The S&P 500 fell 2.3% last Friday (11/26), and the market has been a bit choppy over the last few trading sessions based on concerns around the new Omicron Covid-19 variant. That was the first time the stock market was down more than 2% in a day since September, and before that it hadn’t happened since May. The financial media reacted predictably, with headlines in newspapers and the bottom lines of cable news channels blaring about the sell-off and focusing on the renewed unease. It’s almost like the immediate knee jerk reaction from many was something along the lines of “wait markets still go down?”.
We don’t know if this latest variant will be the be a serious cause for concern or something we barely even remember in two months. What we do know is that markets don’t like uncertainty. We also know that the stock market does indeed still go down, and people should not be surprised when it does.
For context, prior to Friday the S&P 500 was up over 27% for the year while the long-term annual average over the last 50 years is closer to 10%. This information helps reinforce three important points:
- There is little utility in headlines talking about daily market moves to make investment decisions. 2.3% doesn’t seem like as big a deal when you consider how much the market has climbed recently.
- At some point, things will revert closer to the long-term mean. It might not happen tomorrow (or any time soon for that matter), but your investment strategy should be built so you don’t have a panic attack if it did.
- For people gambling large portions of their assets on short-term speculative whims, taking more risk than they should, or assuming they’ll know when the inevitable correction is coming, that reversion would not be an enjoyable experience.
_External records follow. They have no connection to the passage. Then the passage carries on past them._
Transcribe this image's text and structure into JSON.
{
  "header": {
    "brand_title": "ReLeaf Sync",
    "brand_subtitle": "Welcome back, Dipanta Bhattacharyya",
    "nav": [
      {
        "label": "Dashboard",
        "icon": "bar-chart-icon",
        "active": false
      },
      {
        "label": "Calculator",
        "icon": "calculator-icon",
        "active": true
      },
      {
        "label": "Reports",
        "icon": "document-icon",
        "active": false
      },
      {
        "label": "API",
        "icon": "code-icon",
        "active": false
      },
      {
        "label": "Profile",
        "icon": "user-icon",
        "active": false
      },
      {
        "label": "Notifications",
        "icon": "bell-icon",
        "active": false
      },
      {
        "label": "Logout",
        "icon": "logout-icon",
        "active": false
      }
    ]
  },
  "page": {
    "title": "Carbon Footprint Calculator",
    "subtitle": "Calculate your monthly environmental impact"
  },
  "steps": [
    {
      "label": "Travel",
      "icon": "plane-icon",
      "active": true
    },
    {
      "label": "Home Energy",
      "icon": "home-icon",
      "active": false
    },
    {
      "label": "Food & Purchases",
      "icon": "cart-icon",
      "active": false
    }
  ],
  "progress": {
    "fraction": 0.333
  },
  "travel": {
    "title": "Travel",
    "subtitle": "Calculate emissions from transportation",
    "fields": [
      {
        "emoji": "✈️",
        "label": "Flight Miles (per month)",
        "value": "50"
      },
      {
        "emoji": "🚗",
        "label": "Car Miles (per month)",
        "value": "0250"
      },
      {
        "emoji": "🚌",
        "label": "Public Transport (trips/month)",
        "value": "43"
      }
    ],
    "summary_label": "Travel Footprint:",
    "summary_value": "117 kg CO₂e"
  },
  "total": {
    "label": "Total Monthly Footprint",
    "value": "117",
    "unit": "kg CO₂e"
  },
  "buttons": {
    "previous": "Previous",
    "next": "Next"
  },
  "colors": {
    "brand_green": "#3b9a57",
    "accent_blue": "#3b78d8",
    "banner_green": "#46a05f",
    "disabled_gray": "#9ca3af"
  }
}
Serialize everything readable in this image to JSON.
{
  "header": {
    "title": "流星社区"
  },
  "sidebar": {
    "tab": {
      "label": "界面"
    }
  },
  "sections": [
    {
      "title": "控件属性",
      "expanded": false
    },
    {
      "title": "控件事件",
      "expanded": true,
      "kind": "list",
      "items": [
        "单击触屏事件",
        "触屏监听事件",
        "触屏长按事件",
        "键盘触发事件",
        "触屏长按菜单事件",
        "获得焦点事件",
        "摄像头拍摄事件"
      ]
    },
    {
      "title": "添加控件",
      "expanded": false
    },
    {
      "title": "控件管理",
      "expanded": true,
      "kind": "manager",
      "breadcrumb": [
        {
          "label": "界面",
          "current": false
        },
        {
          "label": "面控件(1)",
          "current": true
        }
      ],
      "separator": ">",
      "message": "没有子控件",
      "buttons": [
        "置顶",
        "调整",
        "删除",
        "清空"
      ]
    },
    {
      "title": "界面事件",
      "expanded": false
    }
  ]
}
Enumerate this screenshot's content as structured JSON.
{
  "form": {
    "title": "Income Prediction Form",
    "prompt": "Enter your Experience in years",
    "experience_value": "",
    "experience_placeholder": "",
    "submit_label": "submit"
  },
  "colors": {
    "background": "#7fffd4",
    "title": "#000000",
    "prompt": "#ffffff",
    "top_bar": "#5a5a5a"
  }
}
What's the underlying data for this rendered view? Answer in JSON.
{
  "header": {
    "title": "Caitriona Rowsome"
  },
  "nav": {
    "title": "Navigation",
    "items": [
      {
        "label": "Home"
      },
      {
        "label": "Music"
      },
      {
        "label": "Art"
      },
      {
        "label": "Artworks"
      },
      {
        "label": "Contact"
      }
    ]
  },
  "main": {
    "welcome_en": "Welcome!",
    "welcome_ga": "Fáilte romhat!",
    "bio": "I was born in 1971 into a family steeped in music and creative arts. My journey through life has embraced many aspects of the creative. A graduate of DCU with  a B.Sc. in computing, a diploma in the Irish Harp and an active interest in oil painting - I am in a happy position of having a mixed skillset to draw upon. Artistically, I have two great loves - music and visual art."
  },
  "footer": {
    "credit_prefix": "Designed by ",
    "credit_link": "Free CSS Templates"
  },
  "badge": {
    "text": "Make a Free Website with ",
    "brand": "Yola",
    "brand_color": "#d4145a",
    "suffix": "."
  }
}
The bottom line is no one knows what the market is going to do in the short-term, and no one knows when it is going to do it (how many day traders and talking heads were discussing a new variant out of South Africa before last week?). There is an old Wall Street saying that comes to mind during these periods of increased volatility: “the market takes the escalator up and the elevator down” . In other words, throughout history while gains come slow and steady over time, the selloffs often happen quickly. The reason for the selloff will be different each time, and it will be something most people didn’t see coming (if they did it would have already been priced in and the market would shrug it off). If you stop playing the guessing game, the inevitable ride down will be a lot less stressful. Think the Tower of Terror ride at Disney World versus a department store with some nice elevator music.
Many financial planning strategies can serve to make your household balance sheet more durable in times of uncertainty and volatility. They might seem unnecessary when the market is going straight up, and you can make money speculating on seemingly anything. However, basing financial decisions off your portfolio’s performance in steady up markets versus planning so you can succeed in a wide range of environments is an approach that lands somewhere between silly and crazy. It’s like a homeowner spending their savings on a deal for a Christmas light display in September when their heating system doesn’t work well. It might seem like a good idea at the time, but it’s not going to be pleasant when the weather turns.